Mike gave a quickfire history of publishing from an aboriginal cave painting via the Gutenberg bible and sufragette pamphleteering (which he likened to this very act of blogging) to Marconi and Logie Baird, to whom I suppose I owe more than the occasional admiring reflection as I walk past the John Baird public house. I enjoyed the link to the lost art of pamphleteering and will think further on it.
And my fourteenth inspiration to round off? The enjoyment of analogue connectivity in a big room with wine and cake. The room where I first came across Alfie Dennen, setting off the chain of connection which has resulted in the Big Art Mob. The room where I talked acoustics with Martyn Ware (including of the Whispering Gallery in Saint Paul’s where I proposed) and where I talked swing bands with Katz who is paying me for the gig in music.

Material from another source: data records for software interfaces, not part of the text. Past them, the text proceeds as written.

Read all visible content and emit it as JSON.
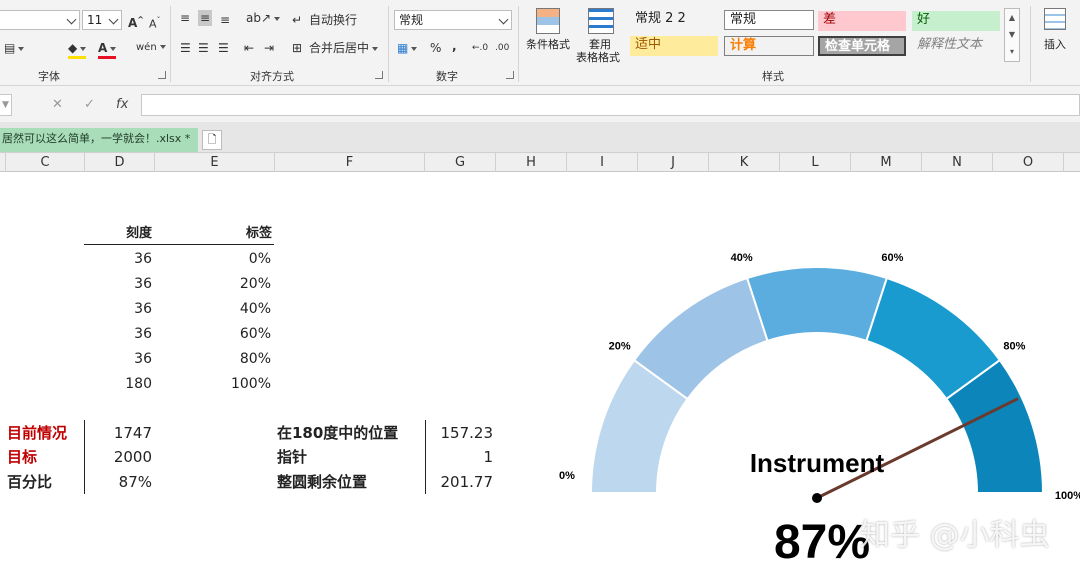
{
  "ribbon": {
    "font_size": "11",
    "font_group_label": "字体",
    "align_group_label": "对齐方式",
    "number_group_label": "数字",
    "styles_group_label": "样式",
    "wrap_text_label": "自动换行",
    "merge_center_label": "合并后居中",
    "number_format": "常规",
    "cond_format_label": "条件格式",
    "table_format_label_1": "套用",
    "table_format_label_2": "表格格式",
    "insert_label": "插入",
    "percent_symbol": "%",
    "comma_symbol": ",",
    "styles": [
      {
        "label": "常规 2 2",
        "bg": "#ffffff",
        "color": "#000000"
      },
      {
        "label": "常规",
        "bg": "#ffffff",
        "color": "#000000"
      },
      {
        "label": "差",
        "bg": "#ffc7ce",
        "color": "#9c0006"
      },
      {
        "label": "好",
        "bg": "#c6efce",
        "color": "#006100"
      },
      {
        "label": "适中",
        "bg": "#ffeb9c",
        "color": "#9c5700"
      },
      {
        "label": "计算",
        "bg": "#f2f2f2",
        "color": "#fa7d00"
      },
      {
        "label": "检查单元格",
        "bg": "#a5a5a5",
        "color": "#ffffff"
      },
      {
        "label": "解释性文本",
        "bg": "#ffffff",
        "color": "#7f7f7f"
      }
    ]
  },
  "formula_bar": {
    "cancel_icon": "✕",
    "enter_icon": "✓",
    "fx_label": "fx",
    "content": ""
  },
  "tab": {
    "doc_name": "居然可以这么简单，一学就会！.xlsx *"
  },
  "columns": [
    "C",
    "D",
    "E",
    "F",
    "G",
    "H",
    "I",
    "J",
    "K",
    "L",
    "M",
    "N",
    "O"
  ],
  "table1": {
    "headers": [
      "刻度",
      "标签"
    ],
    "rows": [
      [
        "36",
        "0%"
      ],
      [
        "36",
        "20%"
      ],
      [
        "36",
        "40%"
      ],
      [
        "36",
        "60%"
      ],
      [
        "36",
        "80%"
      ],
      [
        "180",
        "100%"
      ]
    ]
  },
  "summary": [
    {
      "label": "目前情况",
      "value": "1747"
    },
    {
      "label": "目标",
      "value": "2000"
    },
    {
      "label": "百分比",
      "value": "87%"
    }
  ],
  "calc": [
    {
      "label": "在180度中的位置",
      "value": "157.23"
    },
    {
      "label": "指针",
      "value": "1"
    },
    {
      "label": "整圆剩余位置",
      "value": "201.77"
    }
  ],
  "gauge": {
    "title": "Instrument",
    "value_text": "87%",
    "needle_degrees": 157.23,
    "tick_labels": [
      "0%",
      "20%",
      "40%",
      "60%",
      "80%",
      "100%"
    ],
    "segment_colors": [
      "#bdd7ee",
      "#9dc3e6",
      "#5aadde",
      "#1a9bd0",
      "#0c86ba"
    ],
    "needle_color": "#6b3a2e"
  },
  "watermark": "知乎 @小科虫"
}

A gathering last night of the UK Creative Industries Forum chaired by Barry Shearman MP. Was sat next to Shaun Woodward, the Minister for the Creative Industries, who gave us an update on the Creative Economy Programme and the unfolding process around the Green Paper. One useful thing that should come out of the programme are better stats around the Creative Industries which account for some 8% of the UK economy yet lack the basic metrics of sectors like the Financial Services. Whilst our sector has been growing consistently at a healthy 6% p.a. it is something of a wayward youth in terms of its lack of hard data and immature industry representation to government. The analysis forming the first part of the Green Paper stems from the rationale that “you can’t manage what you can’t measure”. That of course raises the question of whether it’s about Management or Facilitation.
The skills and education issues were prominent as ever. The Minister drew the attention of the Video Games industry, represented by Ian Livingstone of Eidos, that unlike the perfect distribution and vital statistics of Lara Croft, there are only four industry-accredited games courses in the UK of which three are in Scotland, none in England.
What struck me again during the conversation was just what a balancing act the coining of the term ‘Creative Industries’ set off. Whilst the Creative Economy Programme is trying to identify the common principles and dynamics of the 13 industries under this umbrella, the conversation brought out the significant distinctions and variations of perspective between Music (as represented by Andy Heath of Beggars Group) and Theatre (as championed by Stephanie Sirr, boss of Nottingham Playhouse), between Design (David Worthington, formerly of Conran) and Architecture. Attitudes towards the development of IPR and community experience, by way of examples, were a far cry from what’s happening in the land where TV meets Interactive Media that I inhabit.